**Exercise requirements**
When you respond, write out each entry exactly as it stands.

(Dataset excerpts)
━━━━━━━━━━━━━━━━

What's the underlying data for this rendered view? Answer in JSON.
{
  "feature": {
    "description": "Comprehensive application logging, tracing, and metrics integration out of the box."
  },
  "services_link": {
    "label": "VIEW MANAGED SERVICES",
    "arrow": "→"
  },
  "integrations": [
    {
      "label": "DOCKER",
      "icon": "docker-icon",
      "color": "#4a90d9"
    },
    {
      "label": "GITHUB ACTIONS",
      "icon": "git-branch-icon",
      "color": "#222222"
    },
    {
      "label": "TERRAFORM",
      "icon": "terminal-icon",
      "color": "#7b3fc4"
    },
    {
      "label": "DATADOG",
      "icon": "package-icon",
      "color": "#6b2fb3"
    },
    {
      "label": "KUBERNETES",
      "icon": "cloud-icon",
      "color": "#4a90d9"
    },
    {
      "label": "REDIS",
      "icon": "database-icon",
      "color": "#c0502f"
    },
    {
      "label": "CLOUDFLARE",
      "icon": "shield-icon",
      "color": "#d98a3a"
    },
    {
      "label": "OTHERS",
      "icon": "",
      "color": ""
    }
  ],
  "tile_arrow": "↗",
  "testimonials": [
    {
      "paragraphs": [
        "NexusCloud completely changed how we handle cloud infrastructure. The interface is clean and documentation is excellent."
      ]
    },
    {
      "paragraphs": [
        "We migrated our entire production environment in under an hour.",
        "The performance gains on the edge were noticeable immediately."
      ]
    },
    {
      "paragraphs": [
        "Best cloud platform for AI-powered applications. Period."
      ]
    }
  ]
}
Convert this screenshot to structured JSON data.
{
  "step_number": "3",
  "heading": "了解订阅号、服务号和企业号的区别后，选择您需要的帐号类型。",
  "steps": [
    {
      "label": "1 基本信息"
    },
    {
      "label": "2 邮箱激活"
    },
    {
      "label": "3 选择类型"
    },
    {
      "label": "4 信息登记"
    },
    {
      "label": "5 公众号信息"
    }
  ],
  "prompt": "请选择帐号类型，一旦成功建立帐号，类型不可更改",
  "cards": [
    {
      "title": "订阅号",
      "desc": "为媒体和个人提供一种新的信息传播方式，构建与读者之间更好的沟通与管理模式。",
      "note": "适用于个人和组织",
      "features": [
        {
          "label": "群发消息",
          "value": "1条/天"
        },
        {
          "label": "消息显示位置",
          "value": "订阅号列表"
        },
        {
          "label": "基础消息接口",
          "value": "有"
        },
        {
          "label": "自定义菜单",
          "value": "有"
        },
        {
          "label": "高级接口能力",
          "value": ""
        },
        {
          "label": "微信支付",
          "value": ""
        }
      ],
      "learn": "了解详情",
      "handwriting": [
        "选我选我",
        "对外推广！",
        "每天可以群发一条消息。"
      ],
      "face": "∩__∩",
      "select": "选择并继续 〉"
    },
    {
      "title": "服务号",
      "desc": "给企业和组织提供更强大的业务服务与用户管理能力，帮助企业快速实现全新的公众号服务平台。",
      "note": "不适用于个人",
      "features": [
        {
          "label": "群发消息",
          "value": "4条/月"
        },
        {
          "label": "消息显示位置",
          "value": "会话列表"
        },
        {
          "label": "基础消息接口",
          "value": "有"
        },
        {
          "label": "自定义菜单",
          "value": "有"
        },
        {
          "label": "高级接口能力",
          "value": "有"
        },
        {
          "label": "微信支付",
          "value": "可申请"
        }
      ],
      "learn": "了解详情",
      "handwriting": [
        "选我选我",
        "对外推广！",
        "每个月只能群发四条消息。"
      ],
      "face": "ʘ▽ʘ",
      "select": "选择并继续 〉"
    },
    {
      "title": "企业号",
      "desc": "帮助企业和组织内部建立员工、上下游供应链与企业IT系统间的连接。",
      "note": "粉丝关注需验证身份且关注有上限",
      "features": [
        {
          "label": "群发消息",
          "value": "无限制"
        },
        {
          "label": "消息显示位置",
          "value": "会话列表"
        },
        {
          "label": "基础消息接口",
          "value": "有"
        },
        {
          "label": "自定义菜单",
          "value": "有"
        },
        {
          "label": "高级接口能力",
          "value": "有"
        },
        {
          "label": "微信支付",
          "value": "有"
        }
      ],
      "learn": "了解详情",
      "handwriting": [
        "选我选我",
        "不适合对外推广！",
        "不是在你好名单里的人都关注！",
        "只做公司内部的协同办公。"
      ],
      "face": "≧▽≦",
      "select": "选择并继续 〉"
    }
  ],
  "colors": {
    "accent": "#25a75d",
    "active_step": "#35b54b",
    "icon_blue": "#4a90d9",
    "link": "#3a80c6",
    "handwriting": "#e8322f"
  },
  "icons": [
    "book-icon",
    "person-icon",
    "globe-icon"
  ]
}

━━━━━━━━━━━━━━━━

**Result of this task**
What's the underlying data for this rendered view? Answer in JSON.
{
  "feature": {
    "description": "Comprehensive application logging, tracing, and metrics integration out of the box."
  },
  "services_link": {
    "label": "VIEW MANAGED SERVICES",
    "arrow": "→"
  },
  "integrations": [
    {
      "label": "DOCKER",
      "icon": "docker-icon",
      "color": "#4a90d9"
    },
    {
      "label": "GITHUB ACTIONS",
      "icon": "git-branch-icon",
      "color": "#222222"
    },
    {
      "label": "TERRAFORM",
      "icon": "terminal-icon",
      "color": "#7b3fc4"
    },
    {
      "label": "DATADOG",
      "icon": "package-icon",
      "color": "#6b2fb3"
    },
    {
      "label": "KUBERNETES",
      "icon": "cloud-icon",
      "color": "#4a90d9"
    },
    {
      "label": "REDIS",
      "icon": "database-icon",
      "color": "#c0502f"
    },
    {
      "label": "CLOUDFLARE",
      "icon": "shield-icon",
      "color": "#d98a3a"
    },
    {
      "label": "OTHERS",
      "icon": "",
      "color": ""
    }
  ],
  "tile_arrow": "↗",
  "testimonials": [
    {
      "paragraphs": [
        "NexusCloud completely changed how we handle cloud infrastructure. The interface is clean and documentation is excellent."
      ]
    },
    {
      "paragraphs": [
        "We migrated our entire production environment in under an hour.",
        "The performance gains on the edge were noticeable immediately."
      ]
    },
    {
      "paragraphs": [
        "Best cloud platform for AI-powered applications. Period."
      ]
    }
  ]
}
Convert this screenshot to structured JSON data.
{
  "step_number": "3",
  "heading": "了解订阅号、服务号和企业号的区别后，选择您需要的帐号类型。",
  "steps": [
    {
      "label": "1 基本信息"
    },
    {
      "label": "2 邮箱激活"
    },
    {
      "label": "3 选择类型"
    },
    {
      "label": "4 信息登记"
    },
    {
      "label": "5 公众号信息"
    }
  ],
  "prompt": "请选择帐号类型，一旦成功建立帐号，类型不可更改",
  "cards": [
    {
      "title": "订阅号",
      "desc": "为媒体和个人提供一种新的信息传播方式，构建与读者之间更好的沟通与管理模式。",
      "note": "适用于个人和组织",
      "features": [
        {
          "label": "群发消息",
          "value": "1条/天"
        },
        {
          "label": "消息显示位置",
          "value": "订阅号列表"
        },
        {
          "label": "基础消息接口",
          "value": "有"
        },
        {
          "label": "自定义菜单",
          "value": "有"
        },
        {
          "label": "高级接口能力",
          "value": ""
        },
        {
          "label": "微信支付",
          "value": ""
        }
      ],
      "learn": "了解详情",
      "handwriting": [
        "选我选我",
        "对外推广！",
        "每天可以群发一条消息。"
      ],
      "face": "∩__∩",
      "select": "选择并继续 〉"
    },
    {
      "title": "服务号",
      "desc": "给企业和组织提供更强大的业务服务与用户管理能力，帮助企业快速实现全新的公众号服务平台。",
      "note": "不适用于个人",
      "features": [
        {
          "label": "群发消息",
          "value": "4条/月"
        },
        {
          "label": "消息显示位置",
          "value": "会话列表"
        },
        {
          "label": "基础消息接口",
          "value": "有"
        },
        {
          "label": "自定义菜单",
          "value": "有"
        },
        {
          "label": "高级接口能力",
          "value": "有"
        },
        {
          "label": "微信支付",
          "value": "可申请"
        }
      ],
      "learn": "了解详情",
      "handwriting": [
        "选我选我",
        "对外推广！",
        "每个月只能群发四条消息。"
      ],
      "face": "ʘ▽ʘ",
      "select": "选择并继续 〉"
    },
    {
      "title": "企业号",
      "desc": "帮助企业和组织内部建立员工、上下游供应链与企业IT系统间的连接。",
      "note": "粉丝关注需验证身份且关注有上限",
      "features": [
        {
          "label": "群发消息",
          "value": "无限制"
        },
        {
          "label": "消息显示位置",
          "value": "会话列表"
        },
        {
          "label": "基础消息接口",
          "value": "有"
        },
        {
          "label": "自定义菜单",
          "value": "有"
        },
        {
          "label": "高级接口能力",
          "value": "有"
        },
        {
          "label": "微信支付",
          "value": "有"
        }
      ],
      "learn": "了解详情",
      "handwriting": [
        "选我选我",
        "不适合对外推广！",
        "不是在你好名单里的人都关注！",
        "只做公司内部的协同办公。"
      ],
      "face": "≧▽≦",
      "select": "选择并继续 〉"
    }
  ],
  "colors": {
    "accent": "#25a75d",
    "active_step": "#35b54b",
    "icon_blue": "#4a90d9",
    "link": "#3a80c6",
    "handwriting": "#e8322f"
  },
  "icons": [
    "book-icon",
    "person-icon",
    "globe-icon"
  ]
}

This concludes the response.